News

Launch of the Ombudsman for Children’s Annual Report 2016

In May, Mercy Law Resource Centre was delighted to attend the launch of the Ombudsman for Children’s 2016 Annual Report. We would like to extend our congratulations to the office of the Ombudsman for producing such a detailed and comprehensive report.

In 2016 the Ombudsman saw an increase in the number of housing complaints received. Concerns relating to housing and accommodation accounted for 5% of these complaints. However, the Ombudsman believes that the proportion is far higher in reality, referencing Ireland’s 2,000 homeless children.    Access to suitable housing accounted for 78% of these complaints. Two of the principal issues which arose in this context related to suitable housing for children with disabilities and homelessness. 10% of complaints related to traveller accommodation and 9% related to neighbourhood suitability and anti-social concerns.  Key concerns which repeatedly arose included the administration of prioritisation schemes, the adaptation of housing for children with disabilities and transparency in decision making and communication.

The Ombudsman has been proactive in advocating that children be considered and planned for in the process of formulating housing policy and legislation. Notably, the office raised these concerns with the Department of Housing, Community, Planning and Local Government during the drafting of the Rebuilding Ireland Plan 2017. MLRC welcomes the Ombudsman’s commitment to further pursue this area in 2017. The importance of advocating for change in homeless policy is crucial to achieve lasting change in the prevention and reduction of homelessness in Ireland.

The following two cases which the Ombudsman was involved in this past year from our experience exemplify the problems which many families across Ireland are facing:

Sophie: Availability of housing for a child with disabilities

Sophie, aged 10 years, has a number of medical issues which affect her mobility.
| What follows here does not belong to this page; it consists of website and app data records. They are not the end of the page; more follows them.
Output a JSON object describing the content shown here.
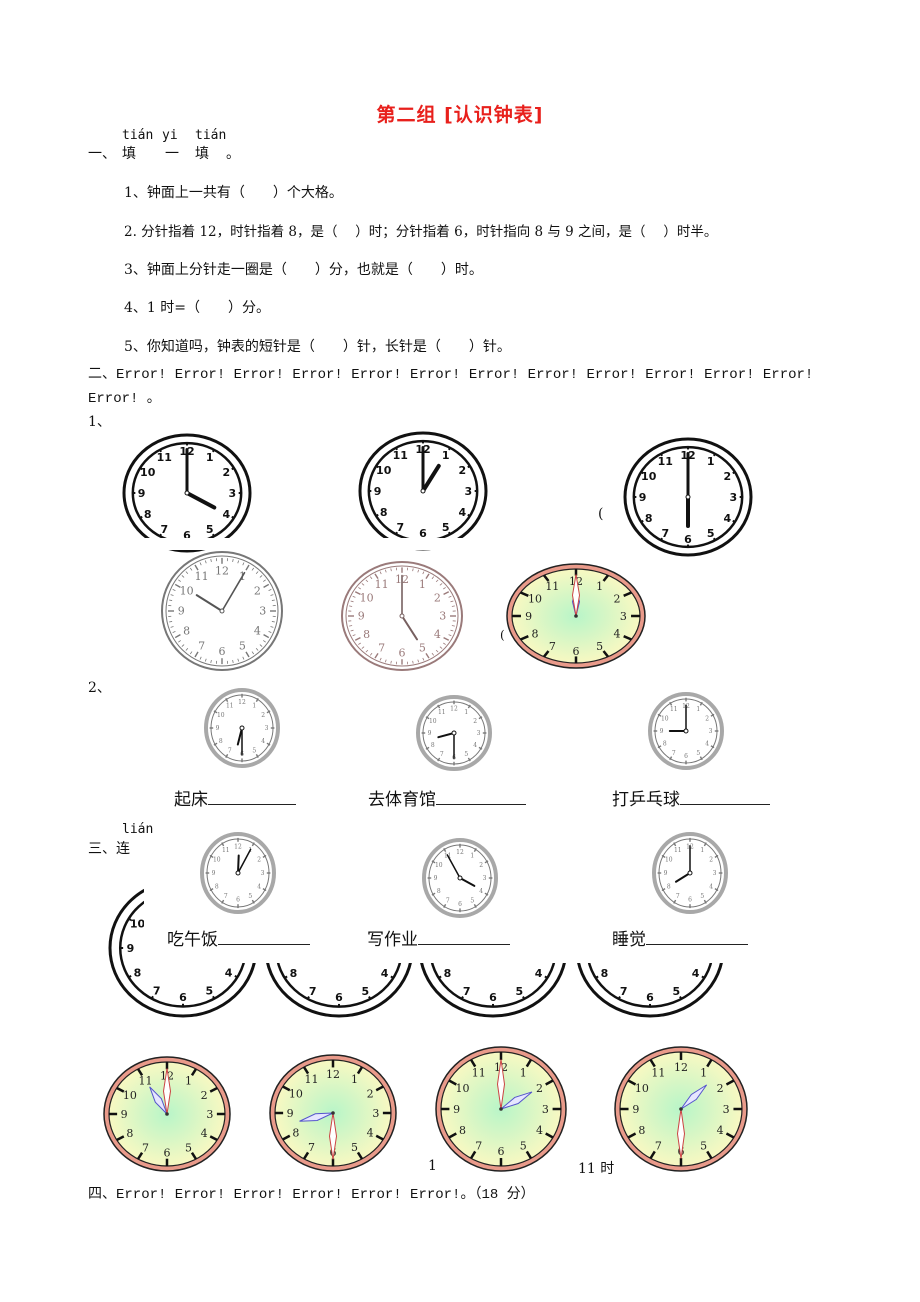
{
  "title": "第二组 [认识钟表]",
  "section1": {
    "pinyin": [
      "tián",
      "yi",
      "tián"
    ],
    "heading_prefix": "一、",
    "heading_chars": [
      "填",
      "一",
      "填"
    ],
    "heading_end": "。",
    "questions": [
      "1、钟面上一共有（　　）个大格。",
      "2. 分针指着 12，时针指着 8，是（　 ）时；分针指着 6，时针指向 8 与 9 之间，是（　 ）时半。",
      "3、钟面上分针走一圈是（　　）分，也就是（　　）时。",
      "4、1 时=（　　）分。",
      "5、你知道吗，钟表的短针是（　　）针，长针是（　　）针。"
    ]
  },
  "section2": {
    "line1": "二、Error! Error! Error! Error! Error! Error! Error! Error! Error! Error! Error! Error!",
    "line2": "Error! 。",
    "sub1": "1、",
    "sub2": "2、",
    "paren_mark": "(",
    "clocks_row1": [
      {
        "hour": 4,
        "minute": 0,
        "style": "line-art"
      },
      {
        "hour": 1,
        "minute": 0,
        "style": "line-art"
      },
      {
        "hour": 6,
        "minute": 0,
        "style": "line-art"
      }
    ],
    "clocks_row2": [
      {
        "hour": 10,
        "minute": 5,
        "style": "gray-sketch"
      },
      {
        "hour": 5,
        "minute": 0,
        "style": "pink-sketch"
      },
      {
        "hour": 12,
        "minute": 0,
        "style": "color"
      }
    ],
    "activities": [
      {
        "label": "起床",
        "hour": 6,
        "minute": 30
      },
      {
        "label": "去体育馆",
        "hour": 8,
        "minute": 30
      },
      {
        "label": "打乒乓球",
        "hour": 9,
        "minute": 0
      }
    ]
  },
  "section3": {
    "pinyin": "lián",
    "heading": "三、连",
    "activities": [
      {
        "label": "吃午饭",
        "hour": 12,
        "minute": 5
      },
      {
        "label": "写作业",
        "hour": 3,
        "minute": 55
      },
      {
        "label": "睡觉",
        "hour": 8,
        "minute": 0
      }
    ],
    "color_clocks": [
      {
        "hour": 11,
        "minute": 0
      },
      {
        "hour": 8,
        "minute": 30
      },
      {
        "hour": 2,
        "minute": 0
      },
      {
        "hour": 1,
        "minute": 30
      }
    ],
    "captions": [
      "1",
      "11 时"
    ]
  },
  "section4": {
    "heading": "四、Error! Error! Error! Error! Error! Error!。（18 分）"
  }
}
Her family were granted priority transfer on medical grounds, however, there had been no change in their position since 2014. The family were negatively impacted by anti-social behaviour in the area and Sophie was fearful and anxious as a result.

The Ombudsman contacted the local authority and established that while the family were high priority on the housing list there was no accommodation suitable for Sophie’s needs available or immediately forthcoming. The Ombudsman requested that a safe temporary transfer be arranged for Sophie until a more permanent fixture could established, in order to diminish any further adverse impact on Sophie’s health.

A temporary home was identified by the local authority within five weeks which was suitable for Sophie’s needs and was close to her extended family and school. Furthermore, the local authority has identified a permanent, specifically adapted house that will be available for the family in 2017.

Sarah: Impact of Rising Rents and Resulting Homelessness

Sarah, aged 7, has hydrocephalus and other medical needs. Her family became homeless following the sale of their private rented accommodation. The family advised the local authority of their impending homelessness but were informed that they would be unable to avail of any homeless services until the presented as homeless. They were advised of the supports available to them to help maintain their tenancy but were unable to do so. When the family presented to the Ombudsman they had been living in homeless accommodation for a number of months and had spent several nights in their car when it was not possible to source accommodation.

The Ombudsman contacted the local authorities and raised concerns about the length of time a child on both the medical priority list and the homeless waiting list was spending in hotel accommodation and the effect that this was having on the health and education of the child. During the investigation of the case an appropriate property was offered to Sarah and her family.

MLRC welcomes the annual report and looks forward to working with the Ombudsman for Children in the coming months on the pressing issue of children in homelessness.

 

Subscribe to our e-zine

Disclaimer

All information provided on this blog is provided for information purposes only and does not constitute legal advice. Click here to read more.

 

Subscribe to our e-zine

Disclaimer

All information provided on this blog is provided for information purposes only and does not constitute legal advice. Click here to read more.

2017-06-09T11:22:00+00:00June 9th, 2017|News|